40P - Regulation of glucose transporters by protein kinases in cancer cells

Date 11 September 2017
Event ESMO 2017 Congress
Session Poster display session
Topics Cancer biology
Basic Scientific Principles
Presenter Andreia Henriques
Citation Annals of Oncology (2017) 28 (suppl_5): v1-v21. 10.1093/annonc/mdx361
Authors A.A. Henriques, P. Matos, P. Jordan
  • Human Genetics Department, Instituto Nacional de Saúde Doutor Ricardo Jorge, 1649-016 - Lisboa/PT



Cancer cells require increased glucose supply to sustain proliferation. One mechanism involves increased expression of glucose transporter (GLUT) genes. But insulin has revealed that protein phosphorylation is another key mechanism in glucose uptake regulation: insulin binding to responsive cells triggers a signalling cascade with phosphorylation of TBC1D4, a negative regulator of endosomal GLUT trafficking, so that more transporters are inserted into the plasma membrane. Previous work from the host lab has identified the family of WNK protein kinases and shown that WNK1 can also phosphorylate TBC1D4 and promote GLUT translocation to the cell surface. Our objective is to understand the contribution of WNK1 to glucose uptake in colorectal cancer cells. Our objective is to understand the contribution of WNK1 to glucose uptake in colorectal cancer cells.


To characterize the role of WNK1, various colorectal cell lines were first cultivated with different glucose concentrations. Levels of GLUT1 at the cell surface were compared under these conditions and the effect of depleting WNK1 expression by siRNA determined.


For selected conditions, key cell cycle or apoptotic marker proteins were analysed by Western blot and revealed higher apoptotic and cell-cycle arrest phenotypes in WNK1-depleted cells cultured in low glucose medium.

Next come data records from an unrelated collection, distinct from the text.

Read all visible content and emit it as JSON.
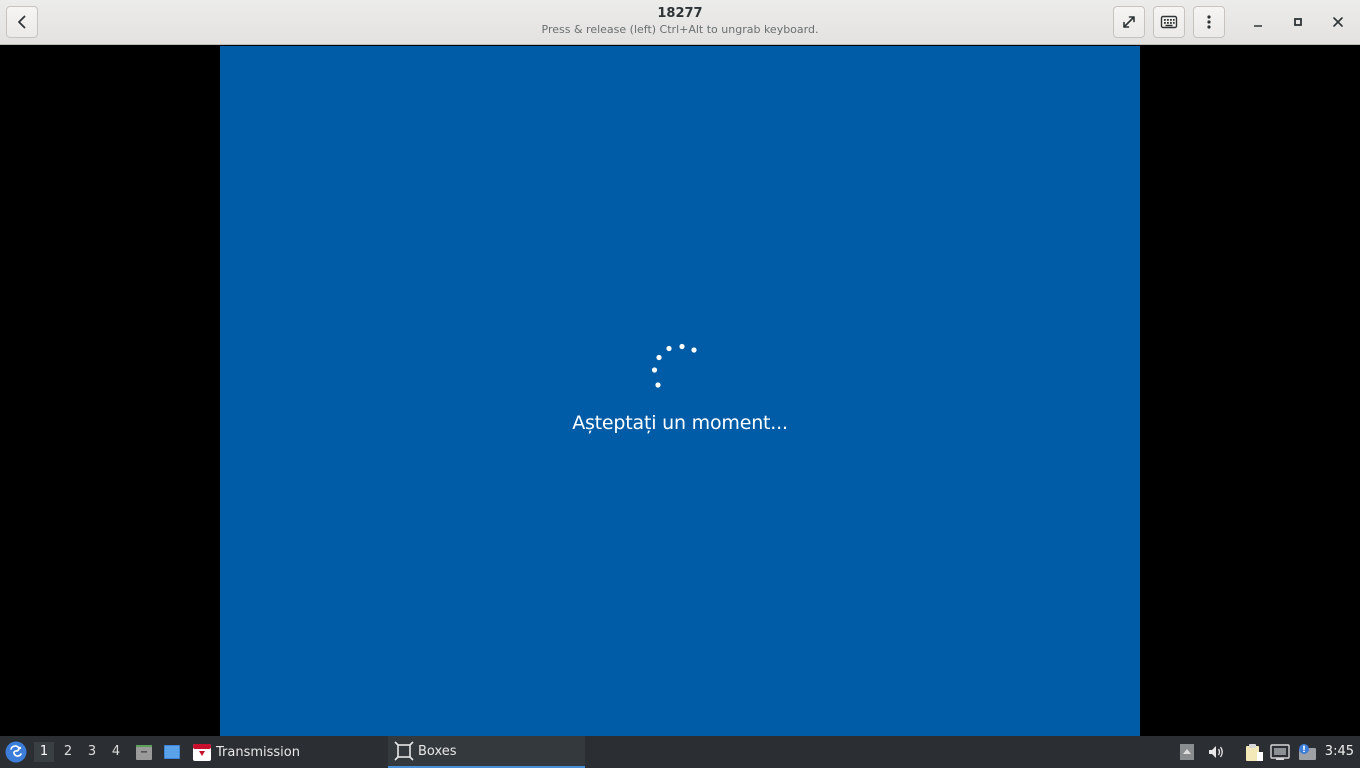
{
  "window": {
    "title": "18277",
    "subtitle": "Press & release (left) Ctrl+Alt to ungrab keyboard."
  },
  "vm": {
    "message": "Așteptați un moment...",
    "background": "#005ca6"
  },
  "taskbar": {
    "workspaces": [
      "1",
      "2",
      "3",
      "4"
    ],
    "active_workspace": "1",
    "tasks": [
      {
        "label": "Transmission",
        "icon": "transmission-icon"
      },
      {
        "label": "Boxes",
        "icon": "boxes-icon"
      }
    ],
    "clock": "3:45"
  },
  "colors": {
    "accent": "#4a90d9",
    "taskbar": "#2b2f33",
    "headerbar": "#e8e7e5"
  }
}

In order to dissect key phosphorylation events involved in GLUT1 regulation, mass spectrometry analysis revealed that WNK1 phosphorylates TBC1D4 and the functionally related TBC1D1 at unique Serine residues. The corresponding phospho-mimetic mutants are currently being tested for their ability to increase GLUT1 translocation.


Together, these studies will elucidate the molecular details regulating the translocation of glucose transporters in cancer cells and have the potential to identify novel therapeutic targets.

Clinical trial identification

Legal entity responsible for the study

Peter Jordan


Fundação para a Ciência e Tecnologia BioISI - Biosystems and Integrative Sciences Institute


All authors have declared no conflicts of interest.